June 17, 2009
Again, with the not getting it.
I am, perhaps, just really dense. But 80% of the conflict I have with certain people (hi, mom!) can be summed up in one main cause:
If I have just screwed up in some way, and am therefore disappointed in myself, it is perhaps best to wait a few minutes before telling me what I should have done instead.
First of all, I’m still dealing with the disappointment. Give me a minute or two to process that before you ask me to move on to the “fixing it for next time” stage, willya?
Second, I already know I’ve made a mistake somehow, otherwise I’d have reached whatever goal it was in the first place. Pointing out, rapid-fire, what I should have done instead makes me feel even less intelligent for having made the mistake, since it was SO OBVIOUS to everyone else that I should have handled it differently. The way people with brains would have.
If, for example, I’ve just lost a game in pool… right then? Is not the time to ask me if I remember 4 shots ago when the 5 was nestled up on the rail against the 8 and I was just supposed to gently push the 5 into the 8 as a defensive maneuver, but instead I knocked the 5 away from the rail giving my opponent a clear shot on the 8.
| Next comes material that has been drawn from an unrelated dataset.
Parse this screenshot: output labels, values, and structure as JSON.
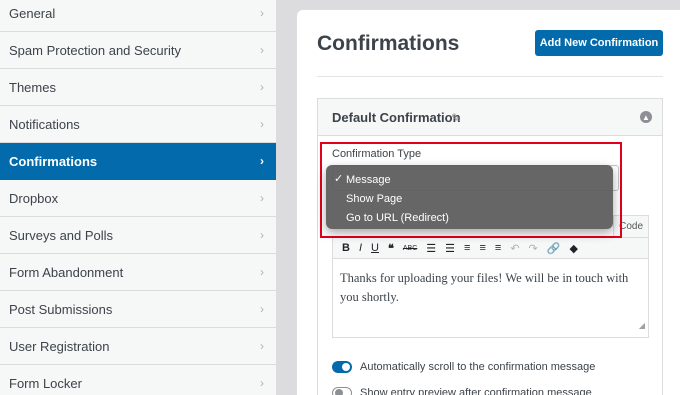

No, I do not remember 4 shots ago, because my brain is busy yelling at me for having lost the game. Trying to teach me something at this juncture is useless, because I’m too upset to absorb anything. Also, it’s entirely probable that I was actually trying to do the thing you’re about to *teach* me, and all you’re doing at this point is highlighting my lack of skill, which I’m already well aware of, thanks. So at the very least, wait a little while, give me some time to get back to an emotionally receptive place, and I’ll do a much better job of taking the criticism gracefully.
Again, with the not getting it. When someone’s just failed at something and is obviously upset about it, how is it useful to start criticizing them immediately?